In Chapter 21, Kim analyzes the impact of the US-China trade war on the investments of Chinese firms. Through an examination of the investment patterns of Chinese firms between 2010 and 2020, this chapter notes that Chinese firms have shifted their investments away from the US to other countries and regions since the onset of the trade war. However, there have been less noticeable changes in the sectoral patterns and types of activities of Chinese investments. While the chapter focuses mainly on investment activities, its findings could also help inform the analysis of firms’ trading activities in the future.
One frequent complaint against China’s investment policies is the alleged forced transfer of technology, which is explored by Cottier in Chapter 22. After first noting that existing WTO law offers a broad and sound basis for regulating technology in domestic law, the chapter proceeds to discuss the emerging doctrine and principle of the common concerns of humankind and identify the following as potential areas of continued and enhanced bilateral and multilateral cooperation on technology and knowledge transfer: climate change mitigation and adaption, biodiversity, and combating global pandemics. The chapter concludes by calling the WTO to develop a proactive trade and investment-related agenda for negotiations enabling and supporting recognized common concerns of humankind.

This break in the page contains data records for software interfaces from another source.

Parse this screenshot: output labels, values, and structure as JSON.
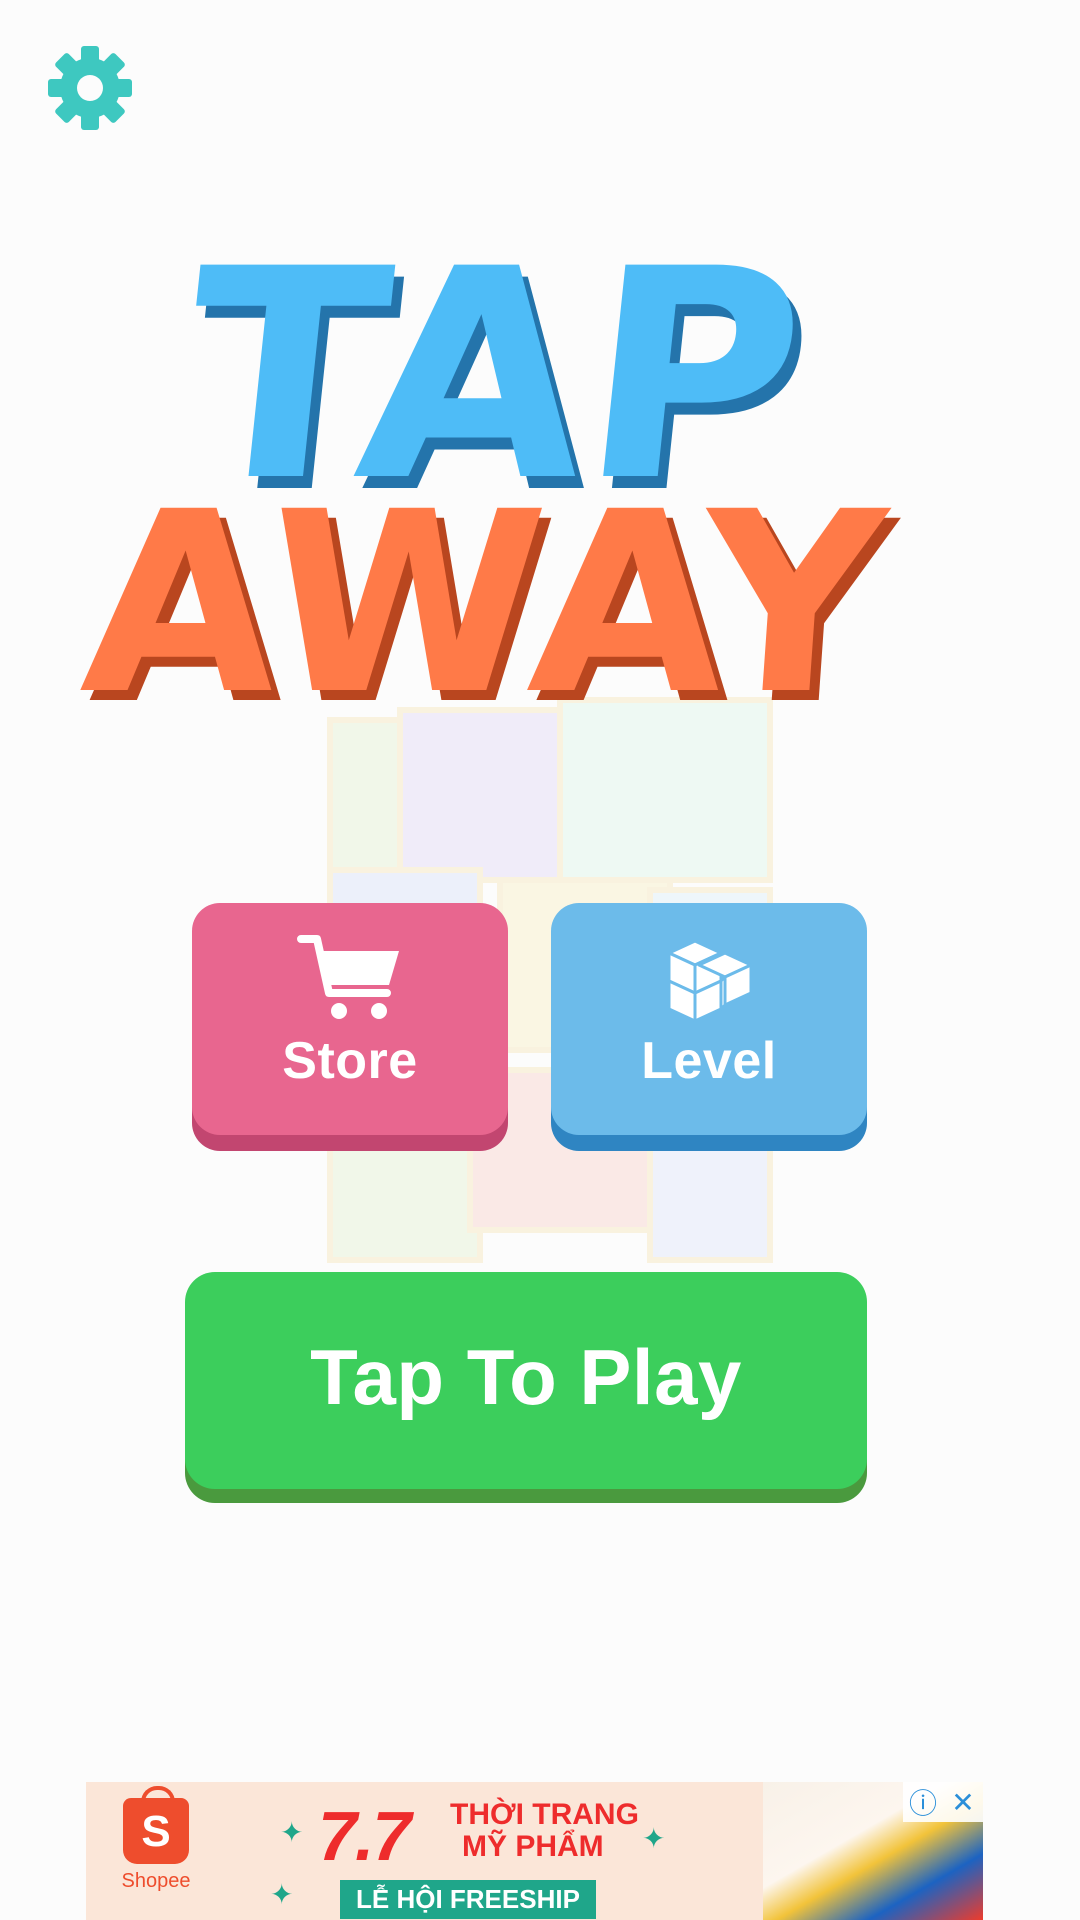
{
  "settings": {
    "icon": "gear-icon",
    "color": "#3ec8c0"
  },
  "logo": {
    "line1": "TAP",
    "line2": "AWAY",
    "line1_color": "#4ebcf7",
    "line2_color": "#ff7a48"
  },
  "menu": {
    "store": {
      "label": "Store",
      "icon": "cart-icon",
      "color": "#e8668f"
    },
    "level": {
      "label": "Level",
      "icon": "cubes-icon",
      "color": "#6cbbea"
    }
  },
  "play": {
    "label": "Tap To Play",
    "color": "#3cce5c"
  },
  "ad": {
    "brand": "Shopee",
    "logo_letter": "S",
    "promo_number": "7.7",
    "promo_line1": "THỜI TRANG",
    "promo_line2": "MỸ PHẨM",
    "promo_tag": "LỄ HỘI FREESHIP",
    "info_icon": "ⓘ",
    "close_icon": "✕"
  }
}
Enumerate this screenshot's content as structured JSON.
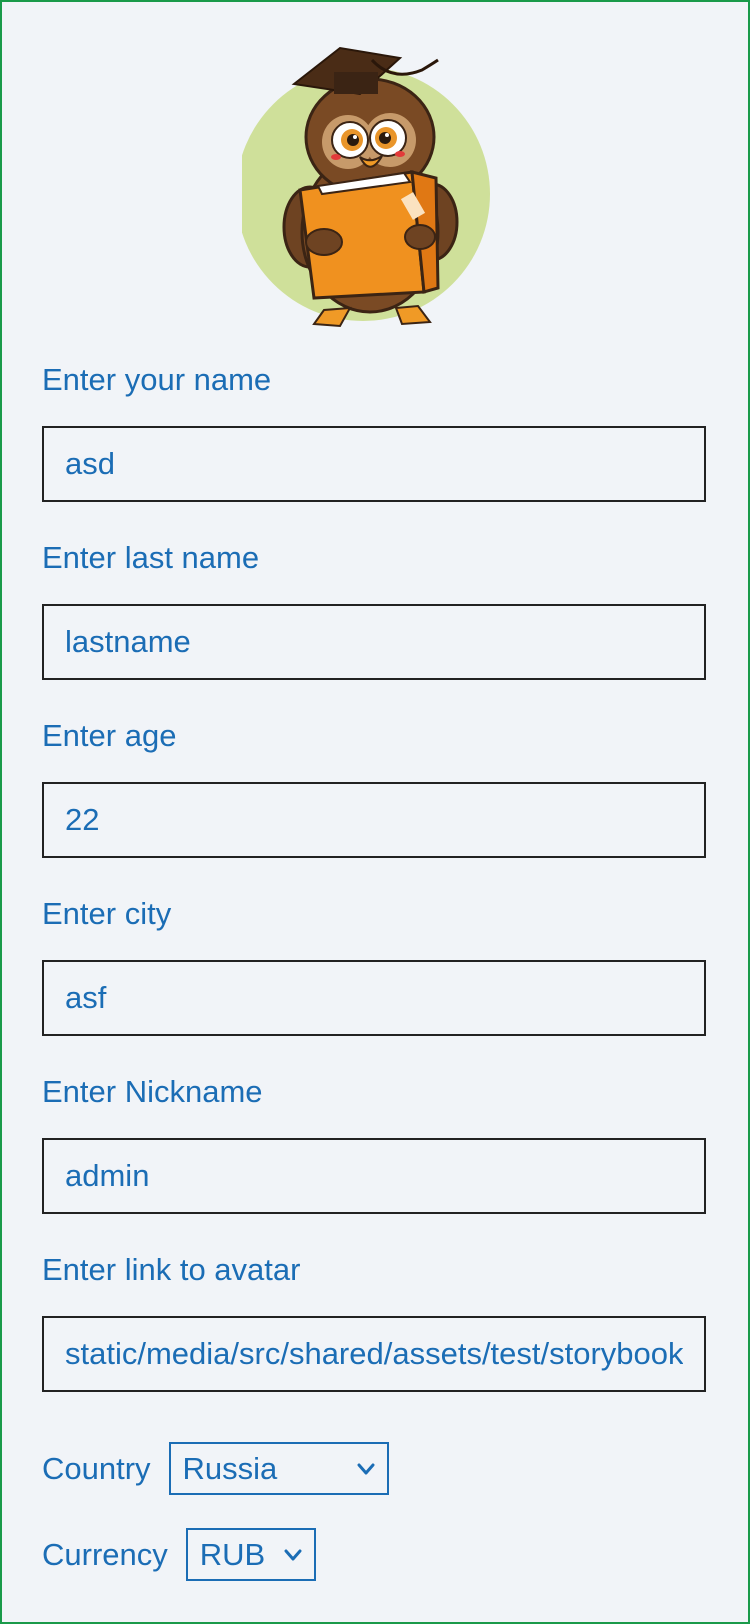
{
  "form": {
    "fields": [
      {
        "label": "Enter your name",
        "value": "asd"
      },
      {
        "label": "Enter last name",
        "value": "lastname"
      },
      {
        "label": "Enter age",
        "value": "22"
      },
      {
        "label": "Enter city",
        "value": "asf"
      },
      {
        "label": "Enter Nickname",
        "value": "admin"
      },
      {
        "label": "Enter link to avatar",
        "value": "static/media/src/shared/assets/test/storybook.jpg"
      }
    ],
    "country": {
      "label": "Country",
      "value": "Russia"
    },
    "currency": {
      "label": "Currency",
      "value": "RUB"
    }
  },
  "icons": {
    "avatar": "owl-reading-book",
    "select_arrow": "chevron-down-icon"
  },
  "colors": {
    "text": "#1b6db5",
    "background": "#f1f4f8",
    "frame_border": "#1a9a4a",
    "input_border": "#222222"
  }
}
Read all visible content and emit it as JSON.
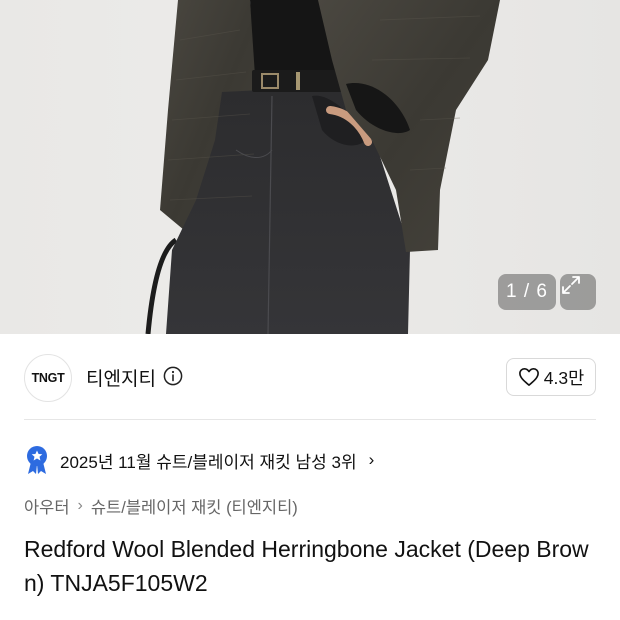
{
  "gallery": {
    "pager_text": "1 / 6",
    "expand_icon": "expand-icon"
  },
  "brand": {
    "logo_text": "TNGT",
    "name": "티엔지티",
    "info_icon": "info-icon",
    "like_icon": "heart-icon",
    "like_count": "4.3만"
  },
  "ranking": {
    "badge_icon": "star-badge-icon",
    "text": "2025년 11월 슈트/블레이저 재킷 남성 3위",
    "chevron": "›",
    "badge_color": "#2d6be0"
  },
  "breadcrumb": {
    "items": [
      "아우터",
      "슈트/블레이저 재킷 (티엔지티)"
    ],
    "separator": "›"
  },
  "product": {
    "title": "Redford Wool Blended Herringbone Jacket (Deep Brown) TNJA5F105W2"
  }
}
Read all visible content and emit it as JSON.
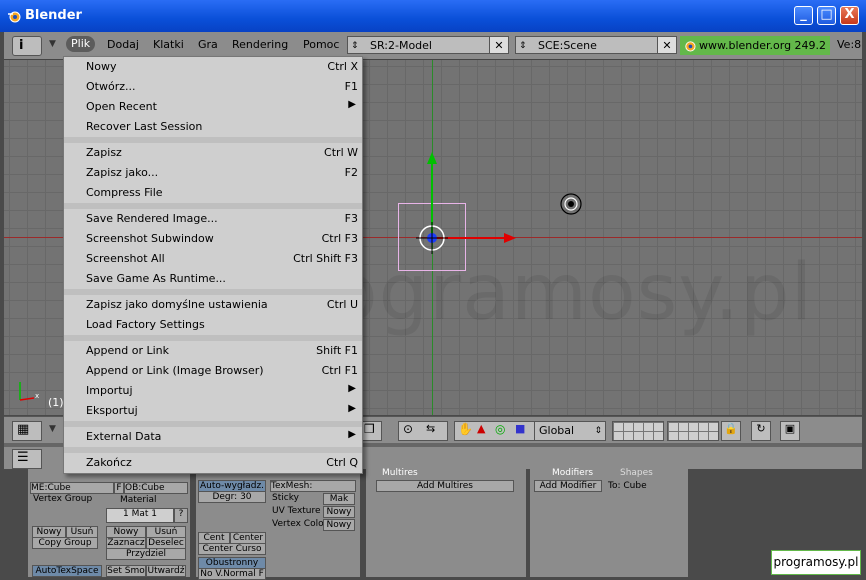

Twenty years have elapsed since China’s entry into the WTO. Compared to China’s first decade in the WTO, the second decade has seen both changes and continuities in China’s interactions with the organization. Noticeably, the second decade has witnessed rising tensions between China and its trading partners both inside and outside of the trade regime. Within the WTO, China’s distinctive model of state capitalism and its self-identification as a developing country have increasingly put it on a collision course with major powers such as the United States. The growing divergences between its interests and those of developing and emerging economies have further undermined the solidarity among the global South, further exacerbating the challenges of effective multilateral trade governance. The mounting China challenge has additionally contributed to the crisis of the WTO and, outside of the organization, the rise of unilateral approaches that heightened the conflict between China and partner countries.
Despite growing tensions, however, there are also signs that the WTO has positively affected China’s domestic development, albeit with ongoing challenges. Furthermore, as some contributors have pointed out, far from being a rule-breaker, Beijing has continued to operate within the parameters of existing global rules in areas such as WTO dispute settlement, the negotiation of bilateral investment treaties, or investor-state dispute settlement. In other words, there remain areas of cooperation between Beijing and the global trade community at a time when China and its major trading partners in the democratic world are entering into a period of sustained competition, rivalry, and conflict. Such a mixture of conflictual and cooperative dynamics is likely to persist in the coming years, accentuating the importance for the international community to find opportunities to sustain cooperation in a way that accommodates Beijing’s development aspirations.